It’s not easy being in the health and organic food business. Companies that make claims on nutrition, the purity of the supply chain, attention to sustainability factors, and the humane treatment of animal sources are subject to intense public scrutiny in what is already a highly regulated industry.
To meet this challenge, attorneys such as John Held are valuable. Supplier contracts and regulatory compliance are on his shoulders, as are other transactional aspects of business law. But in his role as executive vice president and general counsel for the Houston-based Omega Protein Corporation, Held had to manage something that was literally explosive in 2010 when the Deepwater Horizon disaster—also known as the BP oil spill—essentially wiped out an entire fish harvest season that is essential to the company’s fish oil supplements.
The event was the largest accidental marine oil spill in the industry’s history, resulting in billions of dollars of losses to individuals and businesses throughout the Gulf Coast region. Omega’s losses drove the company to scramble to find alternative sources of fish. “The oil spill took the Gulf of Mexico out of production for a year,” Held says. “Of our three plants in the region, one was completely shut down, and the other two curtailed operations.”
The company shifted its fishing fleet—refrigerated steamers that launch purse boats with nets, aided by spotter planes the fish—to the mid-Atlantic area. However, the firm was also among the first companies to win a settlement to recoup its losses. The win was sizable: Omega received nearly $45 million from the court-established BP claims fund.

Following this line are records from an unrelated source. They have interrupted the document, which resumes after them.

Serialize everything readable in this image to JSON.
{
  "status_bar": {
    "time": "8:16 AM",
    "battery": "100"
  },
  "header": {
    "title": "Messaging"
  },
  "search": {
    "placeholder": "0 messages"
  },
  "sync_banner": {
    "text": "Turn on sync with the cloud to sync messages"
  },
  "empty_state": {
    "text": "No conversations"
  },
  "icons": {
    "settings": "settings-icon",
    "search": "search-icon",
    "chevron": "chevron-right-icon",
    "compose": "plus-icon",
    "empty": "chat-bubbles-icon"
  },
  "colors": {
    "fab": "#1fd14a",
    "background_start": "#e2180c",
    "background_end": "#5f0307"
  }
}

Held credits his outside counsel who worked with him on their strategy, which was to position the case to be settled early in the process. That way, Omega was able to keep all of its employees on the payroll while BP could point to the payout to win positive PR for making amends.

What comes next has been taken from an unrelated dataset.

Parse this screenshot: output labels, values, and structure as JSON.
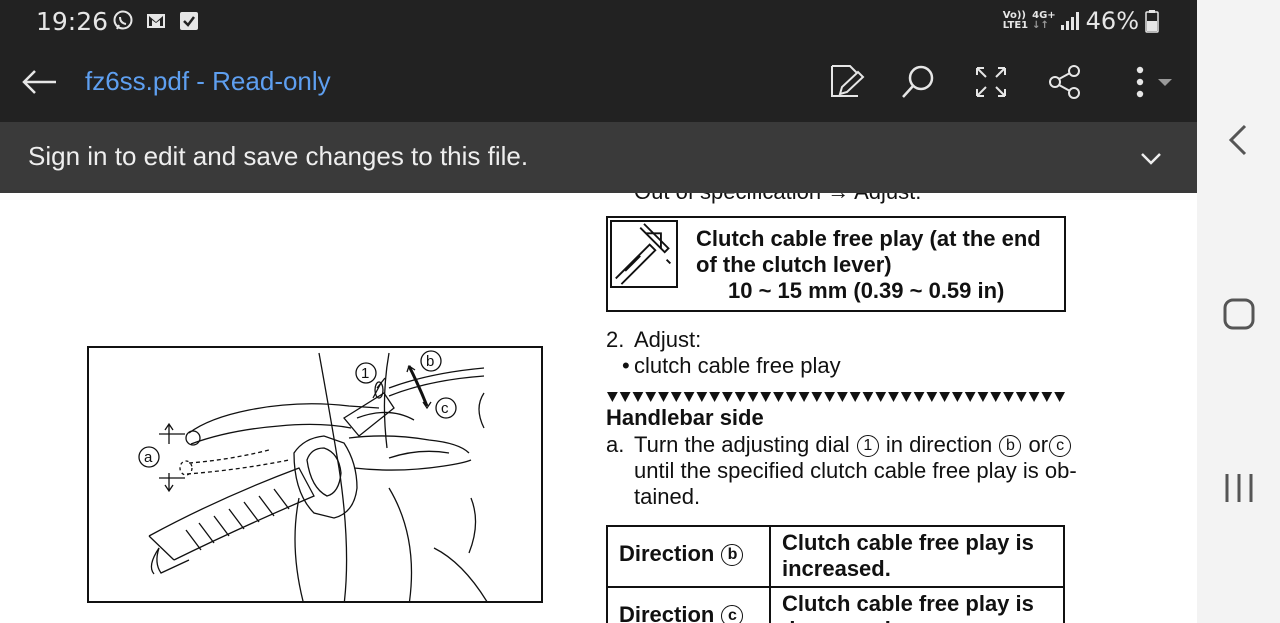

The case and its outcome underscore how Omega is dependent on a few, narrow sources for what it produces. The fish species in the Gulf is the menhaden, which is considered a production stock—too small and bony to be served on a plate but suitable for making fish oil and agricultural fertilizer. It’s a sustainable species, but it has a limited season in which it can be efficiently fished. To supplement its fishing business, Omega Protein Corporation also provides nutraceuticals sourced from fruit and vegetable extracts as ingredients to the food industry and fresh dairy whey from artisan cheese makers who adhere to USDA organic standards.
The rigorous quality assurance practices required by each of these product lines are business tasks with a number of legal issues attached, such as being compliant with organic standards as stipulated in customer contracts. So, it’s no accident that Held has been in this position since 2000. He’s an attorney who enjoys business. Prior to joining Omega Protein Corporation, he held senior executive positions, including that of president and cofounder of two firms, Red Hawk Industries LLC, a bank equipment company, and American Residential Services Inc., a consolidator of HVAC firms. Both were successfully sold under his guidance.

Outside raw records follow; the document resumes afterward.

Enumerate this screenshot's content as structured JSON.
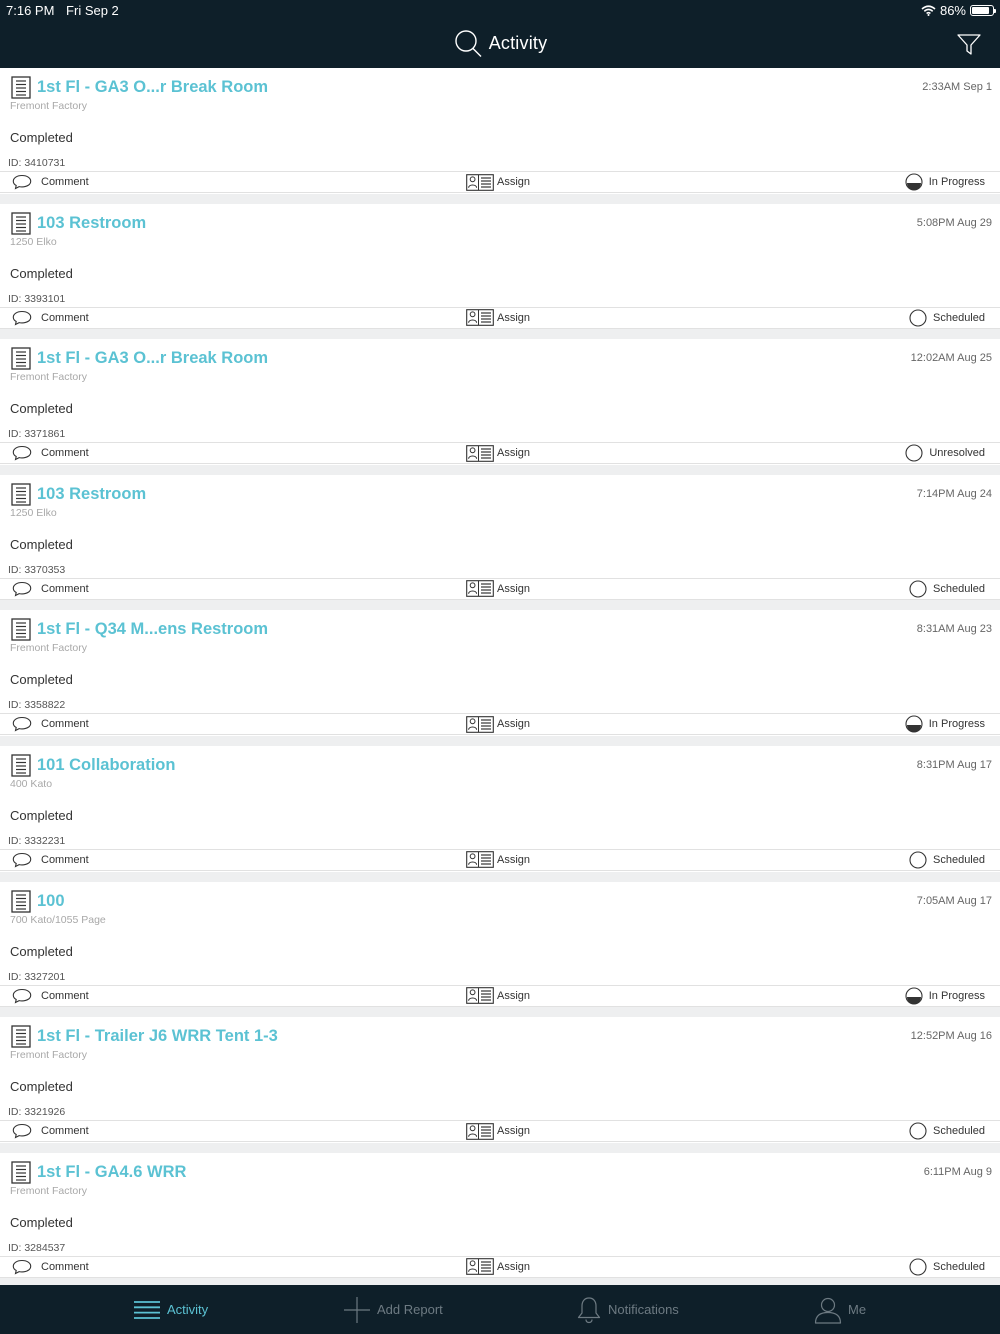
{
  "status_bar": {
    "time": "7:16 PM",
    "date": "Fri Sep 2",
    "battery": "86%",
    "battery_level": 0.86
  },
  "header": {
    "title": "Activity",
    "search_icon": "search-icon",
    "filter_icon": "filter-icon"
  },
  "actions": {
    "comment_label": "Comment",
    "assign_label": "Assign"
  },
  "activities": [
    {
      "title": "1st Fl - GA3 O...r Break Room",
      "location": "Fremont Factory",
      "time": "2:33AM Sep 1",
      "status": "Completed",
      "id": "ID: 3410731",
      "state": "In Progress",
      "state_icon": "half-circle"
    },
    {
      "title": "103 Restroom",
      "location": "1250 Elko",
      "time": "5:08PM Aug 29",
      "status": "Completed",
      "id": "ID: 3393101",
      "state": "Scheduled",
      "state_icon": "circle"
    },
    {
      "title": "1st Fl - GA3 O...r Break Room",
      "location": "Fremont Factory",
      "time": "12:02AM Aug 25",
      "status": "Completed",
      "id": "ID: 3371861",
      "state": "Unresolved",
      "state_icon": "circle"
    },
    {
      "title": "103 Restroom",
      "location": "1250 Elko",
      "time": "7:14PM Aug 24",
      "status": "Completed",
      "id": "ID: 3370353",
      "state": "Scheduled",
      "state_icon": "circle"
    },
    {
      "title": "1st Fl - Q34 M...ens Restroom",
      "location": "Fremont Factory",
      "time": "8:31AM Aug 23",
      "status": "Completed",
      "id": "ID: 3358822",
      "state": "In Progress",
      "state_icon": "half-circle"
    },
    {
      "title": "101 Collaboration",
      "location": "400 Kato",
      "time": "8:31PM Aug 17",
      "status": "Completed",
      "id": "ID: 3332231",
      "state": "Scheduled",
      "state_icon": "circle"
    },
    {
      "title": "100",
      "location": "700 Kato/1055 Page",
      "time": "7:05AM Aug 17",
      "status": "Completed",
      "id": "ID: 3327201",
      "state": "In Progress",
      "state_icon": "half-circle"
    },
    {
      "title": "1st Fl - Trailer J6 WRR Tent 1-3",
      "location": "Fremont Factory",
      "time": "12:52PM Aug 16",
      "status": "Completed",
      "id": "ID: 3321926",
      "state": "Scheduled",
      "state_icon": "circle"
    },
    {
      "title": "1st Fl - GA4.6 WRR",
      "location": "Fremont Factory",
      "time": "6:11PM Aug 9",
      "status": "Completed",
      "id": "ID: 3284537",
      "state": "Scheduled",
      "state_icon": "circle"
    }
  ],
  "tabs": [
    {
      "label": "Activity",
      "icon": "list-icon",
      "active": true
    },
    {
      "label": "Add Report",
      "icon": "plus-icon",
      "active": false
    },
    {
      "label": "Notifications",
      "icon": "bell-icon",
      "active": false
    },
    {
      "label": "Me",
      "icon": "person-icon",
      "active": false
    }
  ]
}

“I was always interested in corporate law, securities, and acquisitions,” Held says. “As a principal in transactions, I learned to work with imperfect information. The law has some gray areas as well, but business lacks the luxury of time. Decisions—such as when to invest in capital—need to be made quickly.”
In the seventeen years that Held has been with Omega, consumer awareness of and demand for fish oil has risen considerably. He says the company had previously harvested fish for animal feed, but acquisitions of a series of four human nutrition companies helped transition the company to human food and supplements markets. This includes Omega-3 ingredients and other specialty oils and essential fatty acids sourced through black currant seed oil and hemp seed oil.
Although Omega is diversifying its business to source more from the land, Held must still ply treacherous waters of the administrative type: bank financing, government loan programs, corporate transactions, working with the Securities and Exchange Commission and the New York Stock Exchange, an alphabet soup of other regulators (FDA, FTC, MARAD), the Coast Guard, and getting proper fishing licenses. And while the company maintains what Held describes as a rigorous training and safety program, employee injuries are managed and compensated for through the Merchant Marine Act of 1920, a unique set of laws that pertain to businesses that operate on the high seas.
From bony fish to Washington regulators, Held’s job goes far beyond case law. “Legal training is great,” he says, “but if you love to wear multiple hats, this is the fun place to be.”
Omega Protein is based in Houston, which is essentially the heart of America’s fossil fuel industry. And yet, it serves a global customer base that is focused on clean nutrition, which is culturally adjacent to concerns for the environment.
So the company has a strong orientation to sustainable practices, wherever and however it can do so. Omega reduced water use at fish processing plants by eighteen million gallons annually, is phasing in new fishing vessels that burn 56 percent less fuel, and recaptures hot air from a Wisconsin facility boiler for use in drying operations. The Mississippi Department of Marine Resources also sunk a retired boat donated by Omega to create a species-supporting reef.
“Congratulations to John Held on this well-deserved recognition, honoring his dedicated leadership and commitment to advancing Omega Protein Corporation’s national reputation, safety and compliance culture, and environmental stewardship. We are thrilled to work with you in support of your business goals.” –Gregory F. Linsin, Partner, Blank Rome LLP